Page and application data records
○ ○ ○ ○ ○

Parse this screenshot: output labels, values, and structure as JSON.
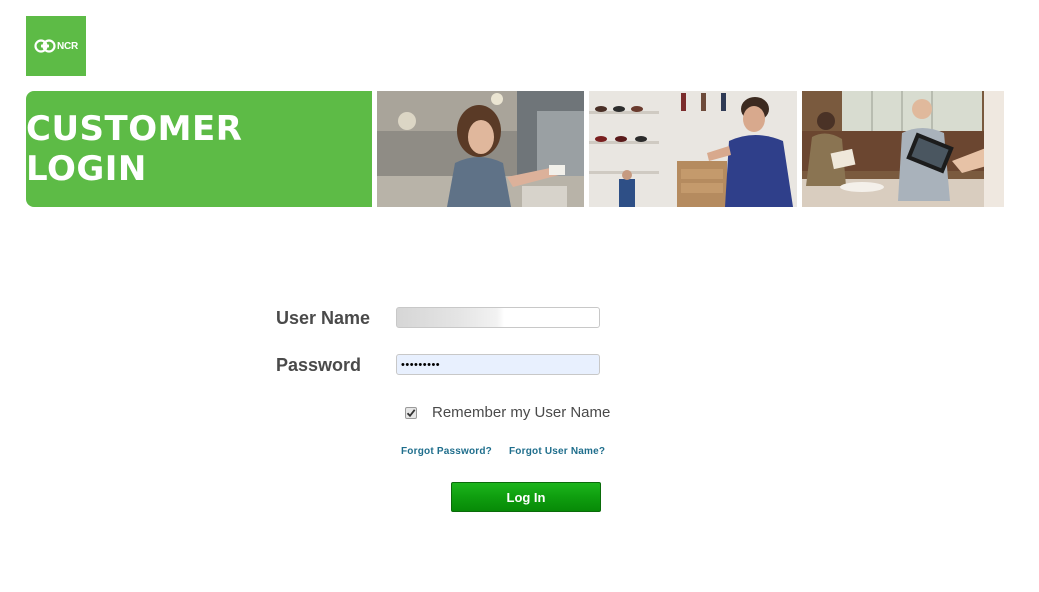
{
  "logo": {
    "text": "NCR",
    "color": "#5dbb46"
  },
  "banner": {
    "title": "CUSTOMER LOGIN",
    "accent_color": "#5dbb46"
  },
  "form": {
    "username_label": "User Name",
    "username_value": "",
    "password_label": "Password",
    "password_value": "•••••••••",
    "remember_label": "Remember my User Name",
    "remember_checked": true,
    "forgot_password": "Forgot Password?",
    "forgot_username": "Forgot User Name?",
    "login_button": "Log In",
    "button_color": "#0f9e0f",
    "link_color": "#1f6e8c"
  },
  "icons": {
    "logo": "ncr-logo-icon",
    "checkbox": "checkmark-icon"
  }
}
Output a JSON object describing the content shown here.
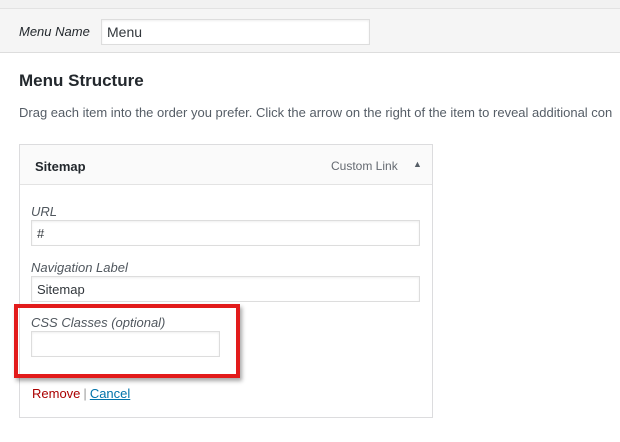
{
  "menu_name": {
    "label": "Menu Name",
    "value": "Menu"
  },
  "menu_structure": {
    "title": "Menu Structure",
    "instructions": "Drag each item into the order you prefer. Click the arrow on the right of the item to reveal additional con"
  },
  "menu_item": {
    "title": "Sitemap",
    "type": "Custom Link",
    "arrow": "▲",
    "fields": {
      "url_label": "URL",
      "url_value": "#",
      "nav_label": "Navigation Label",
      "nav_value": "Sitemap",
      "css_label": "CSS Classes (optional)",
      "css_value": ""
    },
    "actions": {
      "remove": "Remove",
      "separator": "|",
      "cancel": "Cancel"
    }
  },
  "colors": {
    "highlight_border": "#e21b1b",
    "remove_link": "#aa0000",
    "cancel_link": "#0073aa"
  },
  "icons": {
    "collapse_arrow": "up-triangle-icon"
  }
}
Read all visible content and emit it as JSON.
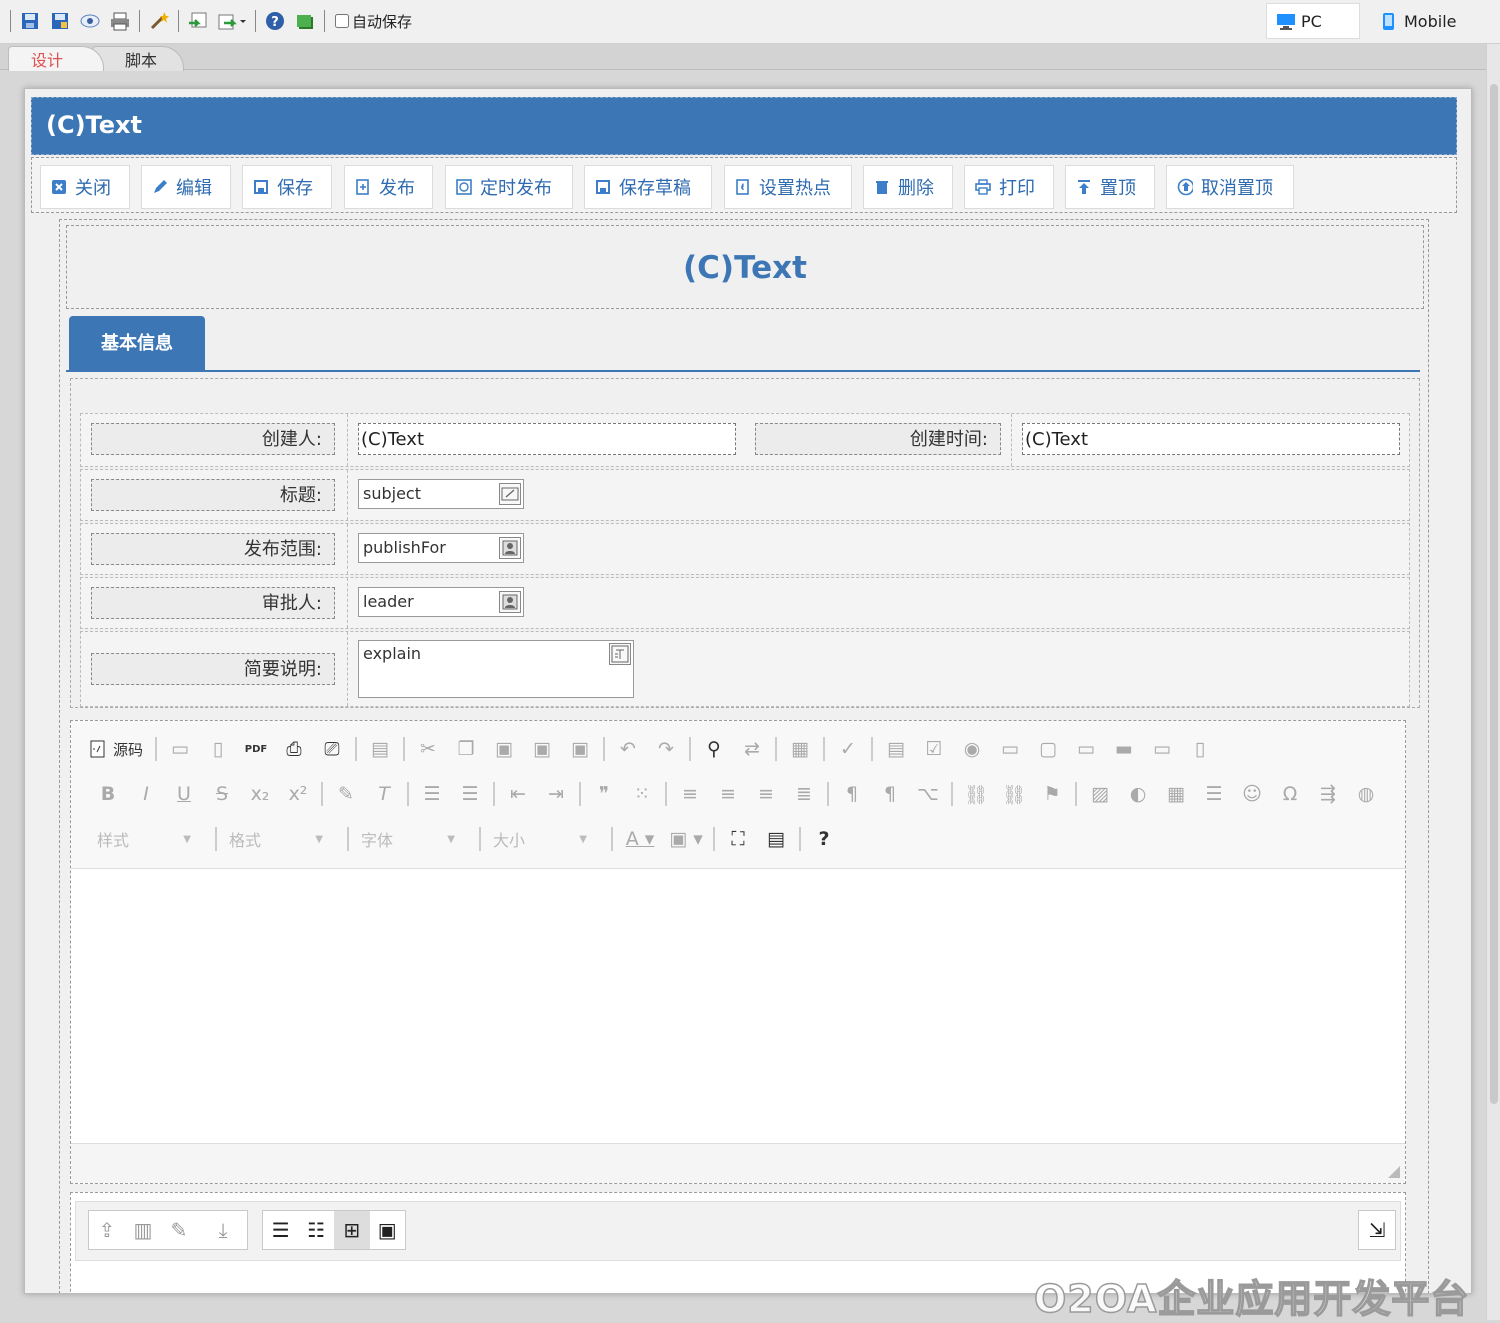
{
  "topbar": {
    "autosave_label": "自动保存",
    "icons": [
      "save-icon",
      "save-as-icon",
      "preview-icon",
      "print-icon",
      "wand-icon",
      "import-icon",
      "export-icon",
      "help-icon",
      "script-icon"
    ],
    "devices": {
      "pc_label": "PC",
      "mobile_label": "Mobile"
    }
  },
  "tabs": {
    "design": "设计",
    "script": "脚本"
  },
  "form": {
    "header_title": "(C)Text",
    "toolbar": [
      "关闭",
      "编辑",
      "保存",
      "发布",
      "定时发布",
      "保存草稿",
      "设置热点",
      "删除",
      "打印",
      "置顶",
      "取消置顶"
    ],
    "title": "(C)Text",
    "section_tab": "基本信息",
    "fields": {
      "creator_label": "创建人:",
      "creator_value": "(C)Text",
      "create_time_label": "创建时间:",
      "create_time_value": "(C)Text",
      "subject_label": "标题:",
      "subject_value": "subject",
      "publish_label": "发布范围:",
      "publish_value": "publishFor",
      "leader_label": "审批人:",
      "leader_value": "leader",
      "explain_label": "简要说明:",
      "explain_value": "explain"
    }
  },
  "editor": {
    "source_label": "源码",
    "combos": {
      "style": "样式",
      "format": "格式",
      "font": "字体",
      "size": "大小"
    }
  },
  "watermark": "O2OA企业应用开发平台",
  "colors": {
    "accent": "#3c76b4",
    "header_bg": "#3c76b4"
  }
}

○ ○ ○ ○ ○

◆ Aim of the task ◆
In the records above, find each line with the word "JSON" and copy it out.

◆ Result ◆
Parse this screenshot: output labels, values, and structure as JSON.
Output a JSON object describing the content shown here.
Read all visible content and emit it as JSON.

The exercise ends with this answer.